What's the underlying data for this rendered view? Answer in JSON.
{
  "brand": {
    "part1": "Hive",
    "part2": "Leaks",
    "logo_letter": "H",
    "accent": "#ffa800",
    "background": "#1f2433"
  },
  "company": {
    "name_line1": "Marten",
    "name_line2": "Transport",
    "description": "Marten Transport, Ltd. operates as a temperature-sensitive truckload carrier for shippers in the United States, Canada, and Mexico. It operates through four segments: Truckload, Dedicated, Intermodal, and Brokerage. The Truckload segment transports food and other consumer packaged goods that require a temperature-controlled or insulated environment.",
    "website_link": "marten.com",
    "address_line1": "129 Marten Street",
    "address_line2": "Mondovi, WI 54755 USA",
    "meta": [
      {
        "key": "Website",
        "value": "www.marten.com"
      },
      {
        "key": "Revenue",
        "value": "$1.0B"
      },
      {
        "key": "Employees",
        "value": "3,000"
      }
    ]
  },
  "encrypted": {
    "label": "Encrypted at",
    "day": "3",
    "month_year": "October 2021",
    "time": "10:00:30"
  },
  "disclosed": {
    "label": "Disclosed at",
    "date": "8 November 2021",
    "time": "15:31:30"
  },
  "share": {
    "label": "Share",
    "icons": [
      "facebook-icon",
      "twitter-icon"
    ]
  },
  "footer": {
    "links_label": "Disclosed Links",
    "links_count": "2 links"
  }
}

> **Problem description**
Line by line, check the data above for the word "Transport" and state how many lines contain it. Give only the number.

> **Task solution**
2